             Exhausted 
 I can't bring myself to pack her toys away
    
 Jenny Hamlett 

Julie Gilligan, editor of OUP 197, selected the following poems. Congratulations to the poets.

Always in my heart

They emptied the shed first,
I heard them breathing in my grandad's life
and coughing it out in vulgar jokes.
Suffocating his gentle tobacco with
their sweat and bacon rolls.
They carried his life away in a careless crocodile
of glue pots, door handles and towering jars of nails.
They dropped his treasured vase
and walked across the shards like so much rubble,
my grandma gummed to their boots.
After they had gone the shed was bare.
I said sorry to his shadow and whispered my love
to his favourite jumper, darned and abandoned on
the dusty floor.
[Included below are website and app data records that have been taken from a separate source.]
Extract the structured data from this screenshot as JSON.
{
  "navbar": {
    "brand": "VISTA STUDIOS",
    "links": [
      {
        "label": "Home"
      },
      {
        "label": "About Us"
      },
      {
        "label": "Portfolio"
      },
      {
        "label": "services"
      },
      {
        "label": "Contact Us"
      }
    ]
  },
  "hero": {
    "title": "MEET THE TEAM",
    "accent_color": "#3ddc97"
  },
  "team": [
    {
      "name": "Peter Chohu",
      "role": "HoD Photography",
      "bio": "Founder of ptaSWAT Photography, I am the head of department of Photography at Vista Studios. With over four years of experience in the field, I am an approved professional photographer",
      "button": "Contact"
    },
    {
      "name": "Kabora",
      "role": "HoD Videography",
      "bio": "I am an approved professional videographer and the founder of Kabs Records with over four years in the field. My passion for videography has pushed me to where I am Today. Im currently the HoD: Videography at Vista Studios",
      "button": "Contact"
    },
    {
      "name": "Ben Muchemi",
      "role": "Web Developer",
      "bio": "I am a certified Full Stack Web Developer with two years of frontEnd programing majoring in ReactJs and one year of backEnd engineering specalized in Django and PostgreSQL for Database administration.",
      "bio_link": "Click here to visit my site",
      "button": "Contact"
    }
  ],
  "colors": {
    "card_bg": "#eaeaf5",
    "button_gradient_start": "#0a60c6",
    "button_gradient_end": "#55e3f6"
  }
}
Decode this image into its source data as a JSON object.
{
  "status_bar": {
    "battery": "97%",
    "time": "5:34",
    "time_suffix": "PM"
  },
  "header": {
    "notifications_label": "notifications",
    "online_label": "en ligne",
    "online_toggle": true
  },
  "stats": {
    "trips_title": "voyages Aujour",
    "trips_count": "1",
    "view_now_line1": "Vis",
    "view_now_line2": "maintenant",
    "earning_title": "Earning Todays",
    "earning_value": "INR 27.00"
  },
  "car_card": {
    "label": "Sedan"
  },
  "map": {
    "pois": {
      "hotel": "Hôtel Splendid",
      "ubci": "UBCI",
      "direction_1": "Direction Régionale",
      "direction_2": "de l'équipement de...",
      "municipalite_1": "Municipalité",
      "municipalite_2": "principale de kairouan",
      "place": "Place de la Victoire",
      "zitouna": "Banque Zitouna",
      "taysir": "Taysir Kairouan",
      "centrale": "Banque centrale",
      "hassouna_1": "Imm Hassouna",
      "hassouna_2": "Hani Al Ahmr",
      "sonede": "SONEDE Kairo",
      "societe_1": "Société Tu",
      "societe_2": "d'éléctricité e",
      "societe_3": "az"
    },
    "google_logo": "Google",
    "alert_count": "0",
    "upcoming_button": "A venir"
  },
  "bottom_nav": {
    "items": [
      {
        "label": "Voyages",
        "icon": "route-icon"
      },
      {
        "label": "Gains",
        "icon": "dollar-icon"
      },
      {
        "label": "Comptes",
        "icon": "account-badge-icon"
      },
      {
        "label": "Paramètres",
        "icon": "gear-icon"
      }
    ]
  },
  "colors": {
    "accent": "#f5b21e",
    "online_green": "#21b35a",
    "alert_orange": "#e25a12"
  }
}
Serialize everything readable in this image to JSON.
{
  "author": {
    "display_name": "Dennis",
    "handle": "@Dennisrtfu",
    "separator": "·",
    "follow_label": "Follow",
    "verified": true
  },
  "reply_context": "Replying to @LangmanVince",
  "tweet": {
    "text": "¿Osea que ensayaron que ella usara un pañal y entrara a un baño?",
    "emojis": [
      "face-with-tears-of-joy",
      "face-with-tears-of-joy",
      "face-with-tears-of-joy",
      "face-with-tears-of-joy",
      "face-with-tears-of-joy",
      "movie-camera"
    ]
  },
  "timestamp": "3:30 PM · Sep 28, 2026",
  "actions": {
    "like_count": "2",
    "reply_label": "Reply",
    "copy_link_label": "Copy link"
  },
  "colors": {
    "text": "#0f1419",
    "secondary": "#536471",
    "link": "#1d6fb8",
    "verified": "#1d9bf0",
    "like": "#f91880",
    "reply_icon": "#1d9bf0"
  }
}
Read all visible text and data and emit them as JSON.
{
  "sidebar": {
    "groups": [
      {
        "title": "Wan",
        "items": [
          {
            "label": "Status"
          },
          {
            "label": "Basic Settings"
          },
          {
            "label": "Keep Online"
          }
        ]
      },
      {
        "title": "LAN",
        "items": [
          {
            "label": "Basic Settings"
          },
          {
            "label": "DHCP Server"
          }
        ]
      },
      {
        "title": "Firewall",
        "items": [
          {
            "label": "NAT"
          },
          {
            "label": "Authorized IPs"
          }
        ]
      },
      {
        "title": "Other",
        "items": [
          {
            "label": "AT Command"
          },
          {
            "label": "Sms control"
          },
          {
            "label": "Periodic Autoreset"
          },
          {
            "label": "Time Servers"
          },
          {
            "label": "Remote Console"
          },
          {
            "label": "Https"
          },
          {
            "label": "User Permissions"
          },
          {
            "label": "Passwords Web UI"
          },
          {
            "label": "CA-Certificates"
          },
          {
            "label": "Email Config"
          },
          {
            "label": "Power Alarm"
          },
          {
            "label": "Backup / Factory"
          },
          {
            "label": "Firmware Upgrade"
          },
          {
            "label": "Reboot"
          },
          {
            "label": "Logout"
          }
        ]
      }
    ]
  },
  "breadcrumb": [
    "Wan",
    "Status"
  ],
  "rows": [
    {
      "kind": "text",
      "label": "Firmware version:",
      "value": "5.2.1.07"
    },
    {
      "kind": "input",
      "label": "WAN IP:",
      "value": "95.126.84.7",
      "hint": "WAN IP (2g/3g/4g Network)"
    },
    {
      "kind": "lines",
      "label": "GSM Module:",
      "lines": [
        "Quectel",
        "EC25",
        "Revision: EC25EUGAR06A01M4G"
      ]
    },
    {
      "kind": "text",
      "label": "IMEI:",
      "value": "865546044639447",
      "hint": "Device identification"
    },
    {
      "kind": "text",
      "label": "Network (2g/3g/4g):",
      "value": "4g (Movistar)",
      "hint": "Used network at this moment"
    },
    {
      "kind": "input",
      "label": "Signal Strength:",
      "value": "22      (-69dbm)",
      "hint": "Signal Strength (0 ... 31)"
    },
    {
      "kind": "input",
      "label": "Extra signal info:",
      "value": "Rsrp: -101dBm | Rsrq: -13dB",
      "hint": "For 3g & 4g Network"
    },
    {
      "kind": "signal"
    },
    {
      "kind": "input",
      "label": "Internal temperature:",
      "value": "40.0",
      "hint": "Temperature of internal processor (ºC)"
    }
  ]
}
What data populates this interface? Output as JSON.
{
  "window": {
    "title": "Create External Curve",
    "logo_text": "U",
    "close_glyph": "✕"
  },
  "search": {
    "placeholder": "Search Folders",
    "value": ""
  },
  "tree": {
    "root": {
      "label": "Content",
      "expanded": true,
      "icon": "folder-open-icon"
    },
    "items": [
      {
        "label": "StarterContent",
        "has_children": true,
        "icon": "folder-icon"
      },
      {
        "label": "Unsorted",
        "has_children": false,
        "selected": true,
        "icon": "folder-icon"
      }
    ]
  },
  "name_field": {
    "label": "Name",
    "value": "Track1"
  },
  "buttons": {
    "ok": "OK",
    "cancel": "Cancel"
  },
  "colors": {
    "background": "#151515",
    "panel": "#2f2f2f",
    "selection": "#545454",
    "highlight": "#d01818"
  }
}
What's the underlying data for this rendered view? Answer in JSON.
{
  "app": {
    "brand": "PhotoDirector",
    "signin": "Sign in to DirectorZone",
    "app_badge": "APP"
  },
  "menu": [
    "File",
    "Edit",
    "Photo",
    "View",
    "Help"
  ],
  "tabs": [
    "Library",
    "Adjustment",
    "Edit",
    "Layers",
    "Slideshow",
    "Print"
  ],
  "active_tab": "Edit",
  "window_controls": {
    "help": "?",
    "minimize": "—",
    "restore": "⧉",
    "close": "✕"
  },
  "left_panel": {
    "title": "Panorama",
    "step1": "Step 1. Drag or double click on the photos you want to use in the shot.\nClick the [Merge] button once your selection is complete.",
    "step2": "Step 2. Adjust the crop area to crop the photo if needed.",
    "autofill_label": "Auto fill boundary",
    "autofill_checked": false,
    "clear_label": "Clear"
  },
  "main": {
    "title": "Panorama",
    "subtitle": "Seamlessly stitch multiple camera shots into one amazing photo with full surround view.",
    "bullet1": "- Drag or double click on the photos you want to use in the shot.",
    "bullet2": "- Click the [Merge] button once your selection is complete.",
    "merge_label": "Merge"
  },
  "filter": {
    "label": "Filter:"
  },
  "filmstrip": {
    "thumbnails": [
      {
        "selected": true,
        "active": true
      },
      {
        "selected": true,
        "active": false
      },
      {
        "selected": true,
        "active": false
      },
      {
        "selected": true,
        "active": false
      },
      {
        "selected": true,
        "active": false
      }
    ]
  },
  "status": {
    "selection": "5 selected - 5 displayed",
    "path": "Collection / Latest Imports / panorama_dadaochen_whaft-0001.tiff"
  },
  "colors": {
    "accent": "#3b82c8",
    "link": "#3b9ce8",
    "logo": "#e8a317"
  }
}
Diane Schofield
The walrus and the elephant

While sitting on the sea one day
I heard a walrus sing
an aria of Don José
about the joys of spring.
 
He sang of bees and flowers
though all around was ice.
He sang for hours and hours.
It sounded rather nice.
 
An elephant flew past apace
trumpeting his woe.
“That song” he said “is out of place
and far too loud, you know.”
 
The walrus glanced at him and said
“It’s sad my heartfelt song
fails to move your trunky head
though I sing the whole day long.”
 
The walrus and the elephant
argued long and loud.
Their voices were so vehement
they attracted quite a crowd.
 
A carpenter who wanted quiet
told them to make peace.
“That walrus needs a change of diet
and then the noise might cease.”
 
He took the walrus from the group.
They walked off hand in hand.
to where a little oyster troupe
was dancing on the sand.
 
The rest you know, a saddish rhyme
of greed exploiting trust,
the commonest unpunished crime.
Alas, ’twas ever thus.

Barbara Cumbers
Impression of an autopsy

labelled
carcass split
groin to throat
to ear that takes
no note cage
protecting
lungs
and heart
unlocked
as ribs are snapped
systems now removed and
drawn with skill apart are laid
out side-by-side black blood lumps
to slab as disassociating hands peel
mask from skull crack its crown then
pluck the person-kernel from its
seat anatomic bric-a-brac complete
the wagered weight's confirmed
rashered now examined slice by
slice in search of maggot death
that sucked life from this
meat left it cold and foul
mortician's labour done
the belly offal-stuffed
is stitched the
scrubbed corpse
hosed and dried
flesh made clean
hair made neat the
documented task's
complete now
shrouded white
the carrion's
despatched
to rituals
and tears
so worded-
earth may
strip these
bones of
tampered
flesh

Peter Meredith-Smith